Last week was a busy week at the World Marine Mammal Conference in Barcelona. On Sunday 8th December Mark Simmonds and I ran the Predator Controls: Lessons from Land to Sea Workshop. With expert speakers on human-wildlife conflict, we opened up an interesting discussion about the similarities between how terrestrial and marine predators are managed. Thank you to all those who attended the workshop and to our speakers: Carlos Bautista (Institute of Nature Conservation, Polish Academy of Sciences), Diederik van Liere (Institute for Coexistence with Wildlife), Santiago Palazón (Fauna and Flora Service, Generalitat de Catalunya) and Andrew Trites (University of British Colombia).
On Thursday 12th December Mark gave our presentation on the same topic (Predator Controls) which was open to all conference attendees. Stay tuned for more news on this topic as I am hoping to publish an article about it soon!

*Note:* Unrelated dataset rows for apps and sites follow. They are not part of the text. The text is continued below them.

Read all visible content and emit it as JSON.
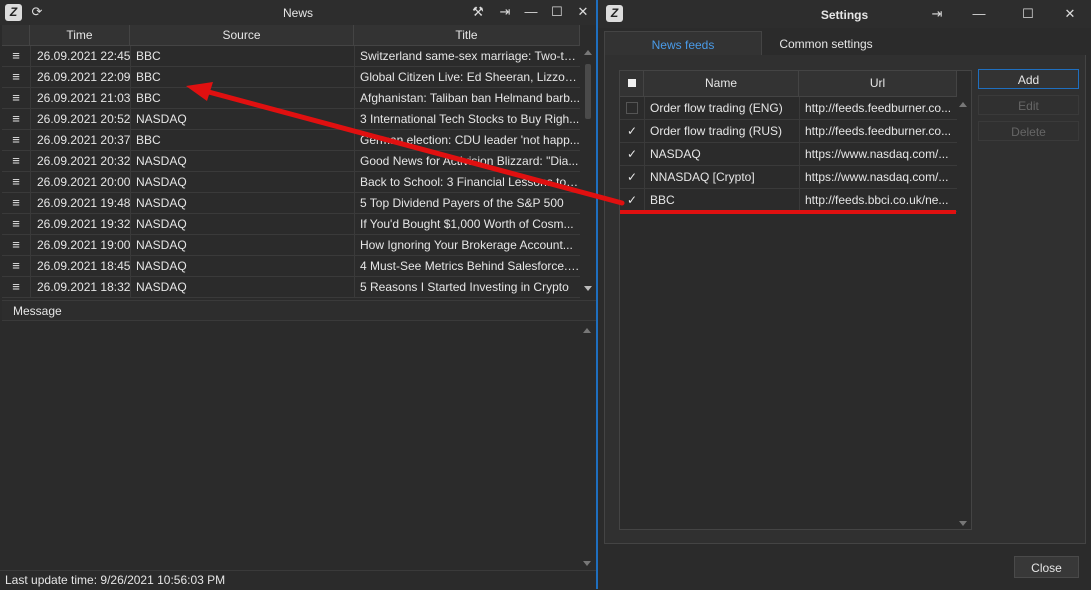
{
  "news": {
    "title": "News",
    "columns": {
      "time": "Time",
      "source": "Source",
      "title": "Title"
    },
    "rows": [
      {
        "time": "26.09.2021 22:45",
        "source": "BBC",
        "title": "Switzerland same-sex marriage: Two-th..."
      },
      {
        "time": "26.09.2021 22:09",
        "source": "BBC",
        "title": "Global Citizen Live: Ed Sheeran, Lizzo a..."
      },
      {
        "time": "26.09.2021 21:03",
        "source": "BBC",
        "title": "Afghanistan: Taliban ban Helmand barb..."
      },
      {
        "time": "26.09.2021 20:52",
        "source": "NASDAQ",
        "title": "3 International Tech Stocks to Buy Righ..."
      },
      {
        "time": "26.09.2021 20:37",
        "source": "BBC",
        "title": "German election: CDU leader 'not happ..."
      },
      {
        "time": "26.09.2021 20:32",
        "source": "NASDAQ",
        "title": "Good News for Activision Blizzard: \"Dia..."
      },
      {
        "time": "26.09.2021 20:00",
        "source": "NASDAQ",
        "title": "Back to School: 3 Financial Lessons to T..."
      },
      {
        "time": "26.09.2021 19:48",
        "source": "NASDAQ",
        "title": "5 Top Dividend Payers of the S&P 500"
      },
      {
        "time": "26.09.2021 19:32",
        "source": "NASDAQ",
        "title": "If You'd Bought $1,000 Worth of Cosm..."
      },
      {
        "time": "26.09.2021 19:00",
        "source": "NASDAQ",
        "title": "How Ignoring Your Brokerage Account..."
      },
      {
        "time": "26.09.2021 18:45",
        "source": "NASDAQ",
        "title": "4 Must-See Metrics Behind Salesforce.c..."
      },
      {
        "time": "26.09.2021 18:32",
        "source": "NASDAQ",
        "title": "5 Reasons I Started Investing in Crypto"
      }
    ],
    "message_label": "Message",
    "status": "Last update time: 9/26/2021 10:56:03 PM"
  },
  "settings": {
    "title": "Settings",
    "tabs": {
      "active": "News feeds",
      "other": "Common settings"
    },
    "columns": {
      "name": "Name",
      "url": "Url"
    },
    "feeds": [
      {
        "name": "Order flow trading (ENG)",
        "url": "http://feeds.feedburner.co...",
        "checked": false
      },
      {
        "name": "Order flow trading (RUS)",
        "url": "http://feeds.feedburner.co...",
        "checked": true
      },
      {
        "name": "NASDAQ",
        "url": "https://www.nasdaq.com/...",
        "checked": true
      },
      {
        "name": "NNASDAQ [Crypto]",
        "url": "https://www.nasdaq.com/...",
        "checked": true
      },
      {
        "name": "BBC",
        "url": "http://feeds.bbci.co.uk/ne...",
        "checked": true
      }
    ],
    "buttons": {
      "add": "Add",
      "edit": "Edit",
      "delete": "Delete",
      "close": "Close"
    }
  },
  "colors": {
    "accent": "#1f6fbf",
    "annotation": "#e01010",
    "active_tab": "#4a9be8"
  },
  "icons": {
    "logo": "app-logo-icon",
    "refresh": "refresh-icon",
    "tools": "tools-icon",
    "pin": "pin-icon",
    "minimize": "minimize-icon",
    "maximize": "maximize-icon",
    "close": "close-icon",
    "rss": "rss-icon",
    "check": "checkmark-icon"
  }
}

I felt very privileged during the conference to be rubbing shoulders with so many interesting people who dedicate themselves to learning more about marine mammals and ensuring that species are protected and that they have a future in this ever-changing world. The climate emergency is going to bring many challenges to many species and individual animals and I hope that the work being done by scientists and conservation advocates will help slow the inevitable negative impacts. As an animal welfare scientist I would like to see more focus on individual animals and their welfare at conferences such as the WMMC. Karen Stockin from Massey University gave an excellent talk on the importance of welfare in conservation science and I hope that her words will inspire many to think about how they carry out and report their studies.
Congratulations to everyone who was involved in organising the conference and to everyone who presented their work. It was a huge success!